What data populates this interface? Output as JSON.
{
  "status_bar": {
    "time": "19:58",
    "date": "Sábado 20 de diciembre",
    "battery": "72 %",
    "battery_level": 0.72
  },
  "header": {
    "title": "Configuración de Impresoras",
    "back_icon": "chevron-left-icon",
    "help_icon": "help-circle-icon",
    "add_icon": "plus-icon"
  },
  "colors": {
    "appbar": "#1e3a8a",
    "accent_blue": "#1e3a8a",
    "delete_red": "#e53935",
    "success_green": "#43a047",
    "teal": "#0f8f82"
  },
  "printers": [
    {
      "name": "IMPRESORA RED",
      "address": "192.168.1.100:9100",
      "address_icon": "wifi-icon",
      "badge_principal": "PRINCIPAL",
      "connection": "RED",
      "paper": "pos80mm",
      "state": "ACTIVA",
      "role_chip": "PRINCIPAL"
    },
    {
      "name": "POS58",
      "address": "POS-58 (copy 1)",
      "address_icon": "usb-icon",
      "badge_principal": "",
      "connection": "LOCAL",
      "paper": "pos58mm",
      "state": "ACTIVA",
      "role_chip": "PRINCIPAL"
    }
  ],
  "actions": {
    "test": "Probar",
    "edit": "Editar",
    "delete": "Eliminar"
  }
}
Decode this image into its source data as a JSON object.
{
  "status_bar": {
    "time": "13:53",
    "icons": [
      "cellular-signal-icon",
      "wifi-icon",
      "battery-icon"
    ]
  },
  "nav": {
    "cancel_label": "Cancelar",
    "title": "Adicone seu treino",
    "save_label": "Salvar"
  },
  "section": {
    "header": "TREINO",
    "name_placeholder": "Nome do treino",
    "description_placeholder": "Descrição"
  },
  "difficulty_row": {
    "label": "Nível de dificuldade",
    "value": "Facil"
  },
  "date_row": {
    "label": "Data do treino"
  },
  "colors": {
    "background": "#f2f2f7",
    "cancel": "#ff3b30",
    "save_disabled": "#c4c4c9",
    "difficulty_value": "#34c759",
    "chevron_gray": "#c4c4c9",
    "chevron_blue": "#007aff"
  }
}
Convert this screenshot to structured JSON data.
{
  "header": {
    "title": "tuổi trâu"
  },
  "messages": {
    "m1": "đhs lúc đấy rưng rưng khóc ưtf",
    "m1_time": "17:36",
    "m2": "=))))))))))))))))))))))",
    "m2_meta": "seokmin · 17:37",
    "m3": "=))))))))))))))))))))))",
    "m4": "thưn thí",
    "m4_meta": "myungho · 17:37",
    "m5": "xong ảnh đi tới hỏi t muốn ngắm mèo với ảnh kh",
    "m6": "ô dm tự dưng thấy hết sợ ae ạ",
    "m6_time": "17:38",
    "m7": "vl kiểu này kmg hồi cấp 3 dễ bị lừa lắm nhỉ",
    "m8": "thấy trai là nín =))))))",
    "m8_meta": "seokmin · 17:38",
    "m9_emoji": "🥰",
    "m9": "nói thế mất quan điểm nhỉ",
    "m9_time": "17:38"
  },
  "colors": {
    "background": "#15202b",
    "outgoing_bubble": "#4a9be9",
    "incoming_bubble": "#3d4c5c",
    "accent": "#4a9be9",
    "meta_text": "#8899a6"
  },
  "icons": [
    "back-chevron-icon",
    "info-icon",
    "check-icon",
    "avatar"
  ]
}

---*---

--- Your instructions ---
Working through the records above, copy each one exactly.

--- Exercise output ---
What data populates this interface? Output as JSON.
{
  "status_bar": {
    "time": "19:58",
    "date": "Sábado 20 de diciembre",
    "battery": "72 %",
    "battery_level": 0.72
  },
  "header": {
    "title": "Configuración de Impresoras",
    "back_icon": "chevron-left-icon",
    "help_icon": "help-circle-icon",
    "add_icon": "plus-icon"
  },
  "colors": {
    "appbar": "#1e3a8a",
    "accent_blue": "#1e3a8a",
    "delete_red": "#e53935",
    "success_green": "#43a047",
    "teal": "#0f8f82"
  },
  "printers": [
    {
      "name": "IMPRESORA RED",
      "address": "192.168.1.100:9100",
      "address_icon": "wifi-icon",
      "badge_principal": "PRINCIPAL",
      "connection": "RED",
      "paper": "pos80mm",
      "state": "ACTIVA",
      "role_chip": "PRINCIPAL"
    },
    {
      "name": "POS58",
      "address": "POS-58 (copy 1)",
      "address_icon": "usb-icon",
      "badge_principal": "",
      "connection": "LOCAL",
      "paper": "pos58mm",
      "state": "ACTIVA",
      "role_chip": "PRINCIPAL"
    }
  ],
  "actions": {
    "test": "Probar",
    "edit": "Editar",
    "delete": "Eliminar"
  }
}
Decode this image into its source data as a JSON object.
{
  "status_bar": {
    "time": "13:53",
    "icons": [
      "cellular-signal-icon",
      "wifi-icon",
      "battery-icon"
    ]
  },
  "nav": {
    "cancel_label": "Cancelar",
    "title": "Adicone seu treino",
    "save_label": "Salvar"
  },
  "section": {
    "header": "TREINO",
    "name_placeholder": "Nome do treino",
    "description_placeholder": "Descrição"
  },
  "difficulty_row": {
    "label": "Nível de dificuldade",
    "value": "Facil"
  },
  "date_row": {
    "label": "Data do treino"
  },
  "colors": {
    "background": "#f2f2f7",
    "cancel": "#ff3b30",
    "save_disabled": "#c4c4c9",
    "difficulty_value": "#34c759",
    "chevron_gray": "#c4c4c9",
    "chevron_blue": "#007aff"
  }
}
Convert this screenshot to structured JSON data.
{
  "header": {
    "title": "tuổi trâu"
  },
  "messages": {
    "m1": "đhs lúc đấy rưng rưng khóc ưtf",
    "m1_time": "17:36",
    "m2": "=))))))))))))))))))))))",
    "m2_meta": "seokmin · 17:37",
    "m3": "=))))))))))))))))))))))",
    "m4": "thưn thí",
    "m4_meta": "myungho · 17:37",
    "m5": "xong ảnh đi tới hỏi t muốn ngắm mèo với ảnh kh",
    "m6": "ô dm tự dưng thấy hết sợ ae ạ",
    "m6_time": "17:38",
    "m7": "vl kiểu này kmg hồi cấp 3 dễ bị lừa lắm nhỉ",
    "m8": "thấy trai là nín =))))))",
    "m8_meta": "seokmin · 17:38",
    "m9_emoji": "🥰",
    "m9": "nói thế mất quan điểm nhỉ",
    "m9_time": "17:38"
  },
  "colors": {
    "background": "#15202b",
    "outgoing_bubble": "#4a9be9",
    "incoming_bubble": "#3d4c5c",
    "accent": "#4a9be9",
    "meta_text": "#8899a6"
  },
  "icons": [
    "back-chevron-icon",
    "info-icon",
    "check-icon",
    "avatar"
  ]
}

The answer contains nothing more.